The poet Campbell has painted a vivid picture of the tragic scene:

On Linden, when the sun was low,

All bloodless lay th' untrodden snow;

And dark as winter was the flow

Of Iser, rolling rapidly.


But Linden saw another sight,

When the drum beat, at dead of night,

Commanding fires of death to light

The darkness of her scenery.


By torch and trumpet fast arrayed,

Each warrior drew his battle-blade,

And furious every charger neighed,

To join the dreadful revelry.


Then shook the hills with thunder riven;

Then rushed the steed to battle driven,

And louder than the bolts of Heaven,

Far flashed the red artillery.


But redder yet that light shall glow

On Linden's hills of stained snow;
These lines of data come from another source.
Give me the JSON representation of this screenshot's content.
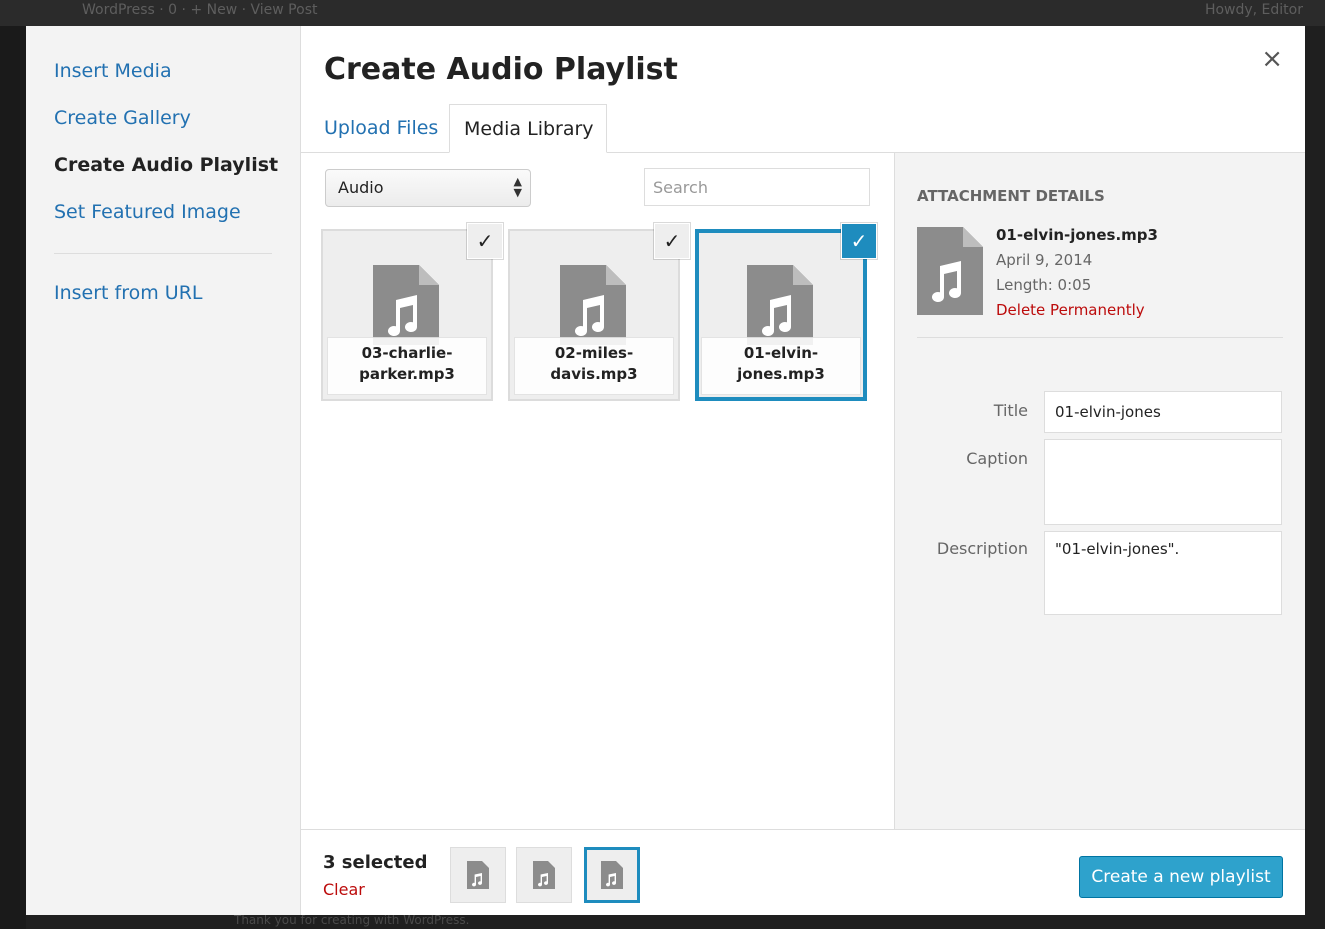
{
  "admin_bar": {
    "left_text": "WordPress  ·  0  ·  + New  ·  View Post",
    "right_text": "Howdy, Editor"
  },
  "footer_hint": "Thank you for creating with WordPress.",
  "menu": {
    "items": [
      {
        "label": "Insert Media",
        "active": false
      },
      {
        "label": "Create Gallery",
        "active": false
      },
      {
        "label": "Create Audio Playlist",
        "active": true
      },
      {
        "label": "Set Featured Image",
        "active": false
      }
    ],
    "insert_from_url": "Insert from URL"
  },
  "title": "Create Audio Playlist",
  "close_icon": "×",
  "tabs": [
    {
      "label": "Upload Files",
      "active": false
    },
    {
      "label": "Media Library",
      "active": true
    }
  ],
  "filter": {
    "selected": "Audio"
  },
  "search": {
    "placeholder": "Search",
    "value": ""
  },
  "attachments": [
    {
      "filename": "03-charlie-parker.mp3",
      "line1": "03-charlie-",
      "line2": "parker.mp3",
      "selected": true,
      "details": false,
      "icon": "audio-file-icon"
    },
    {
      "filename": "02-miles-davis.mp3",
      "line1": "02-miles-",
      "line2": "davis.mp3",
      "selected": true,
      "details": false,
      "icon": "audio-file-icon"
    },
    {
      "filename": "01-elvin-jones.mp3",
      "line1": "01-elvin-",
      "line2": "jones.mp3",
      "selected": true,
      "details": true,
      "icon": "audio-file-icon"
    }
  ],
  "check_glyph": "✓",
  "details": {
    "heading": "ATTACHMENT DETAILS",
    "filename": "01-elvin-jones.mp3",
    "date": "April 9, 2014",
    "length": "Length: 0:05",
    "delete_label": "Delete Permanently",
    "fields": {
      "title_label": "Title",
      "title_value": "01-elvin-jones",
      "caption_label": "Caption",
      "caption_value": "",
      "description_label": "Description",
      "description_value": "\"01-elvin-jones\"."
    }
  },
  "selection": {
    "count_label": "3 selected",
    "clear_label": "Clear"
  },
  "create_button": "Create a new playlist",
  "colors": {
    "link": "#2271b1",
    "delete": "#bc0b0b",
    "accent": "#1e8cbe",
    "button": "#2ea2cc"
  }
}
And bloodier yet the torrent flow

Of Iser, rolling rapidly.


'Tis morn, but scarce yon level sun

Can pierce the war-clouds, rolling dun,

Where furious Frank, and fiery Hun,
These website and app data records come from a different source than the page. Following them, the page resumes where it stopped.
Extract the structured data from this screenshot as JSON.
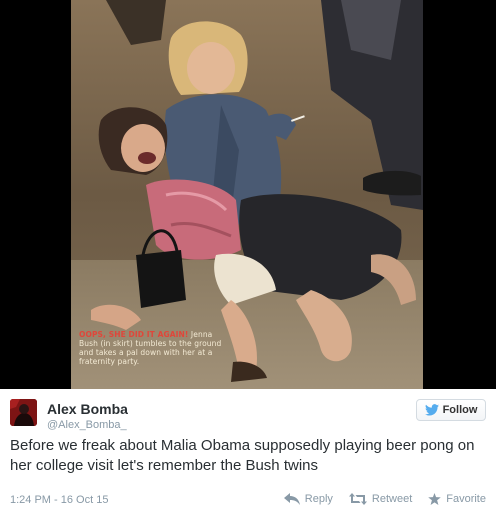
{
  "photo": {
    "caption_highlight": "OOPS, SHE DID IT AGAIN!",
    "caption_rest": " Jenna Bush (in skirt) tumbles to the ground and takes a pal down with her at a fraternity party."
  },
  "tweet": {
    "author": {
      "name": "Alex Bomba",
      "handle": "@Alex_Bomba_"
    },
    "follow_button": {
      "label": "Follow",
      "icon": "twitter-bird-icon"
    },
    "text": "Before we freak about Malia Obama supposedly playing beer pong on her college visit let's remember the Bush twins",
    "timestamp": "1:24 PM - 16 Oct 15",
    "actions": {
      "reply": {
        "label": "Reply",
        "icon": "reply-icon"
      },
      "retweet": {
        "label": "Retweet",
        "icon": "retweet-icon"
      },
      "favorite": {
        "label": "Favorite",
        "icon": "star-icon"
      }
    }
  },
  "colors": {
    "twitter_blue": "#55acee",
    "text": "#292f33",
    "muted": "#8899a6",
    "avatar_red": "#7d1414"
  }
}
Shout in their sulph'rous canopy.


The combat deepens. On, ye brave

Who rush to glory, or the gravo!

Wave, Munich! all thy banners wave!
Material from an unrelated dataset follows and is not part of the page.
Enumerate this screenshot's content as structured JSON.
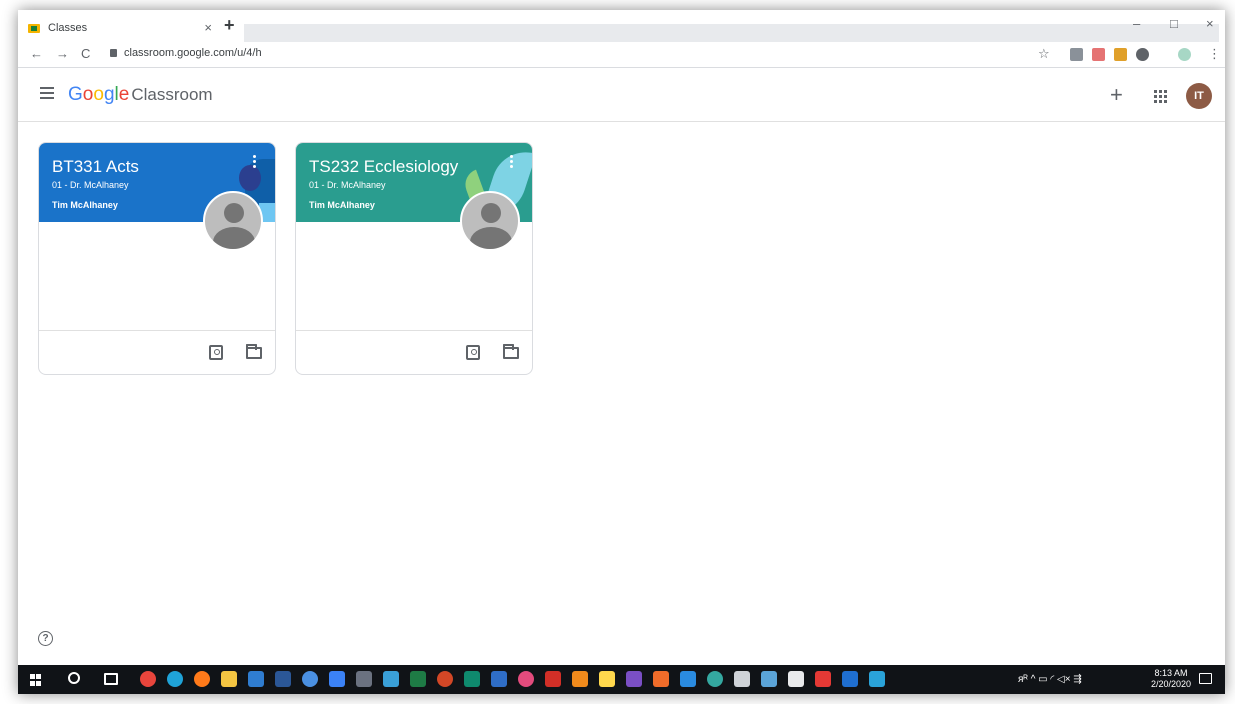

And charge with all thy chivalry!


Few, few shall part, where many meet!

The snow shall be their winding-sheet,

And every turf beneath their feet

Shall be a soldier's sepulchre.

Moreau gave the enemy no time to recover from the disaster, and brought them to action again and again with the most favourable results. Indeed, he was within easy distance of Vienna itself when he agreed to sign an armistice at Steyer on Christmas Day 1800, the terms of which were particularly advantageous to his own country.

Macdonald hastened to the assistance of Brune. He crossed the Splugen from Switzerland to Italy in the face of colossal difficulties, difficulties far greater than those when Napoleon turned the Alps. The passage was made in winter, snow beating in the faces of the soldiers, some of whom were whirled to destruction by an avalanche. Eventually the junction was effected, Brune having bravely forced his way to Macdonald by overcoming the opposition of the Imperialists whenever he had an opportunity. Finding that he could make no progress, Bellegarde, the Austrian commander, proposed a truce, and the armistice of Treviso was signed on the 16th January 1801.

Peace, a "peace at any price" let it be said, was secured by the signature of the Treaty of Luneville on the 9th February 1801, by which France added considerably to her greatness and Napoleon to his fame, both in the Republic and abroad. Foreign admiration of the First Consul's genius, however, was not unmixed with disgust at the exacting nature of his demands. Belgium and the left bank of the Rhine again became French territory; the Batavian (Dutch), Helvetic (Swiss), Ligurian, and Cisalpine republics were recognised, and various changes effected in Tuscany and elsewhere. The River Adige became Austria's boundary in Italy, and she retained Venice.

Brief mention must be made of an alliance arranged by the Czar and the First Consul which almost certainly would have had far-reaching results but for the assassination of the former and the British naval victory off Copenhagen in which Nelson played so conspicuous a part. Alexander I., who succeeded his father, refused to play into the hands of Napoleon, and friendly relations between his Court and that of St James was definitely re-established by the Treaty of St Petersburg, the 17th June 1801. The Maritime Confederacy was dissolved, the Czar's example being followed by Sweden and Denmark.

The First Consul felt Paul's death very keenly, but more from a political than a friendly point of view. "In concert with the Czar," he told Bourrienne, "I was sure of striking a mortal blow at the English power in India. A palace revolution has overturned all my projects." One can imagine how the vexation caused by the complete abandonment of such a scheme was intensified by the knowledge that Great Britain continued to hold command of the sea.